In preparation for this assignment in Japan, I made sure to check my passport’s expiration date. Good through 2019, well beyond my expected return to the US. Another item checked off the get ready to go list.
What I didn’t check, however, were the number of blank pages left in my passport. So when I recently found out I have a business trip in April to Russia, I started getting ready to apply for my visa. And found out that Russia requires two blank, side-by-side pages. I have one blank page and several partially blank pages…but that doesn’t meet the rules.
What to do? Well, it used to be that you could get additional pages added to a passport. But that ended at the end of 2015 with tightened security rules for passports. The only other alternative was to renew my passport.
I soon found that the process for an expat to renew a passport while living in Japan is pretty straightforward. Step-by-step process on the US Embassy website. Fill out the application form. Obtain a 2 x 2 photo (white background only). Obtain one self-addressed “Japan Post 510 yen LetterPack PLUS envelope.” Make a reservation to submit all of the above at the US Embassy’s passport window. Oh, yeah – bring a credit card or cash for the $110 application fee.
So today, my wife and I found our way to the embassy. Pretty easy subway ride, and a short walk to the embassy building. Cold wind though, and there was a surprisingly long line outside the embassy doors – mostly Japanese applying for visas.
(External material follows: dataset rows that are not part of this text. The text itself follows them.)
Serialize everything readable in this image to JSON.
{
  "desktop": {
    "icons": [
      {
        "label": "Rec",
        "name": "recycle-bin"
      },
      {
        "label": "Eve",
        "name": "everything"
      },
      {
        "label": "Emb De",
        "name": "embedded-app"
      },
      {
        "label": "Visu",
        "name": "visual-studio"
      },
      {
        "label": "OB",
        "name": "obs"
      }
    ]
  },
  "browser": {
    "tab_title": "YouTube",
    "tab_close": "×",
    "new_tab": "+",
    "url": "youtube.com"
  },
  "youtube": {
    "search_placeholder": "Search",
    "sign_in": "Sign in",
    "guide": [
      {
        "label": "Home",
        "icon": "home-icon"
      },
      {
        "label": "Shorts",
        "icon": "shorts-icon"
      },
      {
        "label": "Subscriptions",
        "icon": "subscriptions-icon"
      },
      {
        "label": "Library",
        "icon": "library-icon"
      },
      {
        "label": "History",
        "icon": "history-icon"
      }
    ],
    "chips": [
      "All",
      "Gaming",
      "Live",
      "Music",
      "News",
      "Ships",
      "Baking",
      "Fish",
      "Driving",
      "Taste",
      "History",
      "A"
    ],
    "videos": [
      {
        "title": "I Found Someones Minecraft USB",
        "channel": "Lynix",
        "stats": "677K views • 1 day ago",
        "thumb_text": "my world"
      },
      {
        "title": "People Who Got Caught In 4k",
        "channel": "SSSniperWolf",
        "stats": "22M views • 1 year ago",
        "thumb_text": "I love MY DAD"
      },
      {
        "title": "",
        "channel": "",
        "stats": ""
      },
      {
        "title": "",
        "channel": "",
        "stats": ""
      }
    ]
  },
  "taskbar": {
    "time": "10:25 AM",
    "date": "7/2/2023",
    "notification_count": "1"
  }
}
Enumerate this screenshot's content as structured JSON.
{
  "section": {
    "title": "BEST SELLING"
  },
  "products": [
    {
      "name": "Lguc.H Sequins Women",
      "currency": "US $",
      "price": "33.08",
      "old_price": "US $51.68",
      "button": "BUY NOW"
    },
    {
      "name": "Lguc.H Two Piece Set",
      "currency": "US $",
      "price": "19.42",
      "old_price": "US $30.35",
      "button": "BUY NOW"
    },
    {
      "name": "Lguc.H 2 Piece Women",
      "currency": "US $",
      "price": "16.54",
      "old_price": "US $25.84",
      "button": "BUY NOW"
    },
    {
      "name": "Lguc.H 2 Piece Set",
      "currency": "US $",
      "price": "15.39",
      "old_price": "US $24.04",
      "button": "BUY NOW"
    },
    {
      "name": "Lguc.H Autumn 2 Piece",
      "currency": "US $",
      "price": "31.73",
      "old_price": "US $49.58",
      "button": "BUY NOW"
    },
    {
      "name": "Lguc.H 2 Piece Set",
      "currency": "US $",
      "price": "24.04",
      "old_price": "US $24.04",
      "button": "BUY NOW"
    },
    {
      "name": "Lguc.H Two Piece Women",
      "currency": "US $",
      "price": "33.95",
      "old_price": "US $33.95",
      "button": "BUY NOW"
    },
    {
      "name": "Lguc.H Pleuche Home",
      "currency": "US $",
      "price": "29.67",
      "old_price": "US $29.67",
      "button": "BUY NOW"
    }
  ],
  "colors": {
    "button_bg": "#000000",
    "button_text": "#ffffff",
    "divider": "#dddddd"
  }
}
I was able to go in a shorter line for US citizens…but, since my wife didn’t have an appointment, she was – literally – left out in the cold.
Getting in the embassy is kind of like going to the airport. Take everything out of pockets. Belongings go through the x-ray. Walk through the metal detector. But then check my phone (and even my Microsoft band) at the desk. Can’t bring electronics in the embassy.
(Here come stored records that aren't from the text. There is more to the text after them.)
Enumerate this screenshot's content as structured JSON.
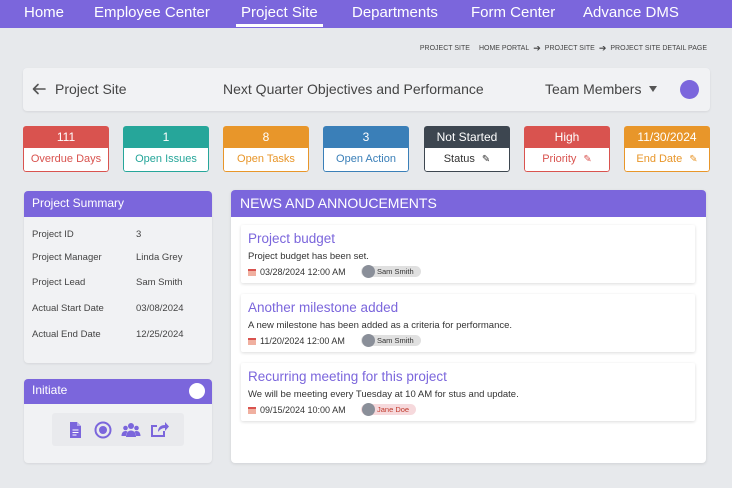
{
  "nav": {
    "items": [
      "Home",
      "Employee Center",
      "Project Site",
      "Departments",
      "Form Center",
      "Advance DMS"
    ],
    "active": "Project Site"
  },
  "breadcrumb": [
    "PROJECT SITE",
    "HOME PORTAL",
    "PROJECT SITE",
    "PROJECT SITE DETAIL PAGE"
  ],
  "header": {
    "title": "Project Site",
    "center": "Next Quarter Objectives and Performance",
    "team_members": "Team Members"
  },
  "stats": [
    {
      "value": "111",
      "label": "Overdue Days",
      "color": "#d9534f"
    },
    {
      "value": "1",
      "label": "Open Issues",
      "color": "#26a69a"
    },
    {
      "value": "8",
      "label": "Open Tasks",
      "color": "#e8962a"
    },
    {
      "value": "3",
      "label": "Open Action",
      "color": "#3a7fb8"
    },
    {
      "value": "Not Started",
      "label": "Status",
      "color": "#3d4650"
    },
    {
      "value": "High",
      "label": "Priority",
      "color": "#d9534f"
    },
    {
      "value": "11/30/2024",
      "label": "End Date",
      "color": "#e8962a"
    }
  ],
  "summary": {
    "title": "Project Summary",
    "rows": [
      {
        "label": "Project ID",
        "value": "3"
      },
      {
        "label": "Project Manager",
        "value": "Linda Grey"
      },
      {
        "label": "Project Lead",
        "value": "Sam Smith"
      },
      {
        "label": "Actual Start Date",
        "value": "03/08/2024"
      },
      {
        "label": "Actual End Date",
        "value": "12/25/2024"
      }
    ]
  },
  "initiate": {
    "title": "Initiate",
    "actions": [
      "document-icon",
      "record-icon",
      "group-icon",
      "share-icon"
    ]
  },
  "news": {
    "title": "NEWS AND ANNOUCEMENTS",
    "items": [
      {
        "title": "Project budget",
        "desc": "Project budget has been set.",
        "date": "03/28/2024 12:00 AM",
        "user": "Sam Smith"
      },
      {
        "title": "Another milestone added",
        "desc": "A new milestone has been added as a criteria for performance.",
        "date": "11/20/2024 12:00 AM",
        "user": "Sam Smith"
      },
      {
        "title": "Recurring meeting for this project",
        "desc": "We will be meeting every Tuesday at 10 AM for stus and update.",
        "date": "09/15/2024 10:00 AM",
        "user": "Jane Doe"
      }
    ]
  },
  "colors": {
    "accent": "#7b66dc"
  }
}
Once in, wait in another line to go through another security checkpoint. Then go inside and submit the appointment form at Window 7…and have a seat and wait. It is a crowded little room, with only two passport windows and several others for visa applications.
But the wait was short, and soon I was at the window talking with a very nice employee who, thankfully, spoke flawless English. My papers were in order and put in a file. Then it was off to the payment window to pay my fee and get a receipt, which then had to go back to the nice lady at the passport window.
All in all, a bit time-consuming, but the process seems to be pretty predictable. Now, if things work the way they should, I should have a brand-new passport with lots of blank pages, in about three weeks. More to come.